WORK TASK: Nothing but the data, repeated exactly, belongs in the answer.

RECORDS FOR THE TASK:
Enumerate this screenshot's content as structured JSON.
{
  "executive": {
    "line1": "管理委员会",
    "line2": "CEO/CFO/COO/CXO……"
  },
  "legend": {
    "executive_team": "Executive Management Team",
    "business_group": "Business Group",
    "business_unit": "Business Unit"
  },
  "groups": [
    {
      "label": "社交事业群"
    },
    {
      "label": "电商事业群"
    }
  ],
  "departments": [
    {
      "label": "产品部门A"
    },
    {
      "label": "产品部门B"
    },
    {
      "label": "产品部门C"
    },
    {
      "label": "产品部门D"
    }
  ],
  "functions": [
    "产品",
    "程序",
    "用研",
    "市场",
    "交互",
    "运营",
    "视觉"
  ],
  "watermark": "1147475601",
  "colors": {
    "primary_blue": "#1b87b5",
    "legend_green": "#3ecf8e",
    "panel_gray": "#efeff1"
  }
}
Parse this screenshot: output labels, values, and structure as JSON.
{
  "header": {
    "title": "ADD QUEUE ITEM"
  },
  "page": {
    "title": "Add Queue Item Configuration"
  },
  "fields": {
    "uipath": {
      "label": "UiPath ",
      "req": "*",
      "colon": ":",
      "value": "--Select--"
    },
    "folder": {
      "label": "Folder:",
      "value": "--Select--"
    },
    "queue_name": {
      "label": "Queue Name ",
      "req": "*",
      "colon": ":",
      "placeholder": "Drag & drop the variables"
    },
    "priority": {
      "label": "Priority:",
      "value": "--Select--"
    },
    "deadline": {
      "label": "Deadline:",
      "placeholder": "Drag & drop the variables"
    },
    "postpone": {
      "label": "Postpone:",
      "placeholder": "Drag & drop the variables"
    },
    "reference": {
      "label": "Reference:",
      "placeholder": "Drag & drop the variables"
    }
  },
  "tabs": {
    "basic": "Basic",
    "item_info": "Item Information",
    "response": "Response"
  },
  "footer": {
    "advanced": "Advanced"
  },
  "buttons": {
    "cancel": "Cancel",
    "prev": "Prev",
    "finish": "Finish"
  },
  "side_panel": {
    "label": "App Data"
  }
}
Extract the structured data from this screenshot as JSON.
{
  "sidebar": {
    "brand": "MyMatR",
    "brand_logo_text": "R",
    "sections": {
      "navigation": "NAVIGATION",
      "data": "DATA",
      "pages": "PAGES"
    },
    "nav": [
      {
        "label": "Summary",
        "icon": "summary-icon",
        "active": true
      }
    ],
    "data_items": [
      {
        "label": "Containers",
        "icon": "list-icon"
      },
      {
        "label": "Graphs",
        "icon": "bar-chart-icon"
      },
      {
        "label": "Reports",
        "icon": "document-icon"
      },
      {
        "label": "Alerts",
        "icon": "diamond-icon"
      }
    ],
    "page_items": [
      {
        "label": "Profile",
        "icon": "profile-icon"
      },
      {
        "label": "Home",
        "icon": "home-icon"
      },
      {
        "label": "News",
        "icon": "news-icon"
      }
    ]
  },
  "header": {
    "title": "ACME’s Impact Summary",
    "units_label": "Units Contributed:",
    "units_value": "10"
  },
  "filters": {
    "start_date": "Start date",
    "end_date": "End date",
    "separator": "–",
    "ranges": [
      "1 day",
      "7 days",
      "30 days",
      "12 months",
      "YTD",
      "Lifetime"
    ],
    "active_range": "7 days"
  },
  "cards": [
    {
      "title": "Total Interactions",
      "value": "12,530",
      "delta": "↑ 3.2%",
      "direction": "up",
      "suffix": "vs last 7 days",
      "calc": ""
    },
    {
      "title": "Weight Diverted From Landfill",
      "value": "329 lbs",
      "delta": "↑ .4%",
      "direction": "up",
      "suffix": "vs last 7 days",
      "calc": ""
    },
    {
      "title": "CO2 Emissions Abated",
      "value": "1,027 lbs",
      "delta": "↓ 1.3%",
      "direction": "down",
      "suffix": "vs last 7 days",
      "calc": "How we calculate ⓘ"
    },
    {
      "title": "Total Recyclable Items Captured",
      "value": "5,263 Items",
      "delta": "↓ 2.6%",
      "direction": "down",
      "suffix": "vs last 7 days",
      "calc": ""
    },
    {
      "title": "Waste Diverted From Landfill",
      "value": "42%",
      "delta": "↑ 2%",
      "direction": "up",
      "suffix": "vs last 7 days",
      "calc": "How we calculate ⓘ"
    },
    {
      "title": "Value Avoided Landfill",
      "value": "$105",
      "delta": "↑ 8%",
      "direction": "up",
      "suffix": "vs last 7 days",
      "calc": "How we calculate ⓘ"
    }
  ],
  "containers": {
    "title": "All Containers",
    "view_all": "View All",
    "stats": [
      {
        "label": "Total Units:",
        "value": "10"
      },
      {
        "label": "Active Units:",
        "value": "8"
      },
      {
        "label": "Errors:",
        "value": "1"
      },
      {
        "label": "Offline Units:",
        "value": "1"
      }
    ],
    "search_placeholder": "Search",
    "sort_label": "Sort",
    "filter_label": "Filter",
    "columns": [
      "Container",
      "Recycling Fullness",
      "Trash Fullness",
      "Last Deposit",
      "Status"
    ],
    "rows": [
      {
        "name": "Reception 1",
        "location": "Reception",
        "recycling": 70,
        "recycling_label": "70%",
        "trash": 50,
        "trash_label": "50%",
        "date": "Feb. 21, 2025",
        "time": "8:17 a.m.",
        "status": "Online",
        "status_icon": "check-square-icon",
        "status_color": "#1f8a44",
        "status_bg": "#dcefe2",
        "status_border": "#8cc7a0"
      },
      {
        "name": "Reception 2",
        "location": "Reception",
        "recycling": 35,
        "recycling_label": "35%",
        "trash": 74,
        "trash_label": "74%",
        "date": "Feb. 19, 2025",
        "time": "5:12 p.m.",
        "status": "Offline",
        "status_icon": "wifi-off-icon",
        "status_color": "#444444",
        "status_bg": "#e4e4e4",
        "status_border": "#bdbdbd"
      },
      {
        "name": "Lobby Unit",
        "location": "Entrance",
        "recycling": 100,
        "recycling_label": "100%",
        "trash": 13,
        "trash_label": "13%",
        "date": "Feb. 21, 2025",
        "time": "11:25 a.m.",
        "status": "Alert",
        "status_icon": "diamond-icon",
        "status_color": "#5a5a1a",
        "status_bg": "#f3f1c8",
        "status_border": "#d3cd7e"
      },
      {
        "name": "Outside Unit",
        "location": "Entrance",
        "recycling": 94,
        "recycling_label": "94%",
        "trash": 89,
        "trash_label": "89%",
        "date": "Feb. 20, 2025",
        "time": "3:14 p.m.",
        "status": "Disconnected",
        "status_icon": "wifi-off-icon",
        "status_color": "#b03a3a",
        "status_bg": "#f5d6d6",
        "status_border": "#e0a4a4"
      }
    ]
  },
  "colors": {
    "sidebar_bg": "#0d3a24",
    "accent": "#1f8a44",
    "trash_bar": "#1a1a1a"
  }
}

WRITTEN RESPONSE:
Enumerate this screenshot's content as structured JSON.
{
  "executive": {
    "line1": "管理委员会",
    "line2": "CEO/CFO/COO/CXO……"
  },
  "legend": {
    "executive_team": "Executive Management Team",
    "business_group": "Business Group",
    "business_unit": "Business Unit"
  },
  "groups": [
    {
      "label": "社交事业群"
    },
    {
      "label": "电商事业群"
    }
  ],
  "departments": [
    {
      "label": "产品部门A"
    },
    {
      "label": "产品部门B"
    },
    {
      "label": "产品部门C"
    },
    {
      "label": "产品部门D"
    }
  ],
  "functions": [
    "产品",
    "程序",
    "用研",
    "市场",
    "交互",
    "运营",
    "视觉"
  ],
  "watermark": "1147475601",
  "colors": {
    "primary_blue": "#1b87b5",
    "legend_green": "#3ecf8e",
    "panel_gray": "#efeff1"
  }
}
Parse this screenshot: output labels, values, and structure as JSON.
{
  "header": {
    "title": "ADD QUEUE ITEM"
  },
  "page": {
    "title": "Add Queue Item Configuration"
  },
  "fields": {
    "uipath": {
      "label": "UiPath ",
      "req": "*",
      "colon": ":",
      "value": "--Select--"
    },
    "folder": {
      "label": "Folder:",
      "value": "--Select--"
    },
    "queue_name": {
      "label": "Queue Name ",
      "req": "*",
      "colon": ":",
      "placeholder": "Drag & drop the variables"
    },
    "priority": {
      "label": "Priority:",
      "value": "--Select--"
    },
    "deadline": {
      "label": "Deadline:",
      "placeholder": "Drag & drop the variables"
    },
    "postpone": {
      "label": "Postpone:",
      "placeholder": "Drag & drop the variables"
    },
    "reference": {
      "label": "Reference:",
      "placeholder": "Drag & drop the variables"
    }
  },
  "tabs": {
    "basic": "Basic",
    "item_info": "Item Information",
    "response": "Response"
  },
  "footer": {
    "advanced": "Advanced"
  },
  "buttons": {
    "cancel": "Cancel",
    "prev": "Prev",
    "finish": "Finish"
  },
  "side_panel": {
    "label": "App Data"
  }
}
Extract the structured data from this screenshot as JSON.
{
  "sidebar": {
    "brand": "MyMatR",
    "brand_logo_text": "R",
    "sections": {
      "navigation": "NAVIGATION",
      "data": "DATA",
      "pages": "PAGES"
    },
    "nav": [
      {
        "label": "Summary",
        "icon": "summary-icon",
        "active": true
      }
    ],
    "data_items": [
      {
        "label": "Containers",
        "icon": "list-icon"
      },
      {
        "label": "Graphs",
        "icon": "bar-chart-icon"
      },
      {
        "label": "Reports",
        "icon": "document-icon"
      },
      {
        "label": "Alerts",
        "icon": "diamond-icon"
      }
    ],
    "page_items": [
      {
        "label": "Profile",
        "icon": "profile-icon"
      },
      {
        "label": "Home",
        "icon": "home-icon"
      },
      {
        "label": "News",
        "icon": "news-icon"
      }
    ]
  },
  "header": {
    "title": "ACME’s Impact Summary",
    "units_label": "Units Contributed:",
    "units_value": "10"
  },
  "filters": {
    "start_date": "Start date",
    "end_date": "End date",
    "separator": "–",
    "ranges": [
      "1 day",
      "7 days",
      "30 days",
      "12 months",
      "YTD",
      "Lifetime"
    ],
    "active_range": "7 days"
  },
  "cards": [
    {
      "title": "Total Interactions",
      "value": "12,530",
      "delta": "↑ 3.2%",
      "direction": "up",
      "suffix": "vs last 7 days",
      "calc": ""
    },
    {
      "title": "Weight Diverted From Landfill",
      "value": "329 lbs",
      "delta": "↑ .4%",
      "direction": "up",
      "suffix": "vs last 7 days",
      "calc": ""
    },
    {
      "title": "CO2 Emissions Abated",
      "value": "1,027 lbs",
      "delta": "↓ 1.3%",
      "direction": "down",
      "suffix": "vs last 7 days",
      "calc": "How we calculate ⓘ"
    },
    {
      "title": "Total Recyclable Items Captured",
      "value": "5,263 Items",
      "delta": "↓ 2.6%",
      "direction": "down",
      "suffix": "vs last 7 days",
      "calc": ""
    },
    {
      "title": "Waste Diverted From Landfill",
      "value": "42%",
      "delta": "↑ 2%",
      "direction": "up",
      "suffix": "vs last 7 days",
      "calc": "How we calculate ⓘ"
    },
    {
      "title": "Value Avoided Landfill",
      "value": "$105",
      "delta": "↑ 8%",
      "direction": "up",
      "suffix": "vs last 7 days",
      "calc": "How we calculate ⓘ"
    }
  ],
  "containers": {
    "title": "All Containers",
    "view_all": "View All",
    "stats": [
      {
        "label": "Total Units:",
        "value": "10"
      },
      {
        "label": "Active Units:",
        "value": "8"
      },
      {
        "label": "Errors:",
        "value": "1"
      },
      {
        "label": "Offline Units:",
        "value": "1"
      }
    ],
    "search_placeholder": "Search",
    "sort_label": "Sort",
    "filter_label": "Filter",
    "columns": [
      "Container",
      "Recycling Fullness",
      "Trash Fullness",
      "Last Deposit",
      "Status"
    ],
    "rows": [
      {
        "name": "Reception 1",
        "location": "Reception",
        "recycling": 70,
        "recycling_label": "70%",
        "trash": 50,
        "trash_label": "50%",
        "date": "Feb. 21, 2025",
        "time": "8:17 a.m.",
        "status": "Online",
        "status_icon": "check-square-icon",
        "status_color": "#1f8a44",
        "status_bg": "#dcefe2",
        "status_border": "#8cc7a0"
      },
      {
        "name": "Reception 2",
        "location": "Reception",
        "recycling": 35,
        "recycling_label": "35%",
        "trash": 74,
        "trash_label": "74%",
        "date": "Feb. 19, 2025",
        "time": "5:12 p.m.",
        "status": "Offline",
        "status_icon": "wifi-off-icon",
        "status_color": "#444444",
        "status_bg": "#e4e4e4",
        "status_border": "#bdbdbd"
      },
      {
        "name": "Lobby Unit",
        "location": "Entrance",
        "recycling": 100,
        "recycling_label": "100%",
        "trash": 13,
        "trash_label": "13%",
        "date": "Feb. 21, 2025",
        "time": "11:25 a.m.",
        "status": "Alert",
        "status_icon": "diamond-icon",
        "status_color": "#5a5a1a",
        "status_bg": "#f3f1c8",
        "status_border": "#d3cd7e"
      },
      {
        "name": "Outside Unit",
        "location": "Entrance",
        "recycling": 94,
        "recycling_label": "94%",
        "trash": 89,
        "trash_label": "89%",
        "date": "Feb. 20, 2025",
        "time": "3:14 p.m.",
        "status": "Disconnected",
        "status_icon": "wifi-off-icon",
        "status_color": "#b03a3a",
        "status_bg": "#f5d6d6",
        "status_border": "#e0a4a4"
      }
    ]
  },
  "colors": {
    "sidebar_bg": "#0d3a24",
    "accent": "#1f8a44",
    "trash_bar": "#1a1a1a"
  }
}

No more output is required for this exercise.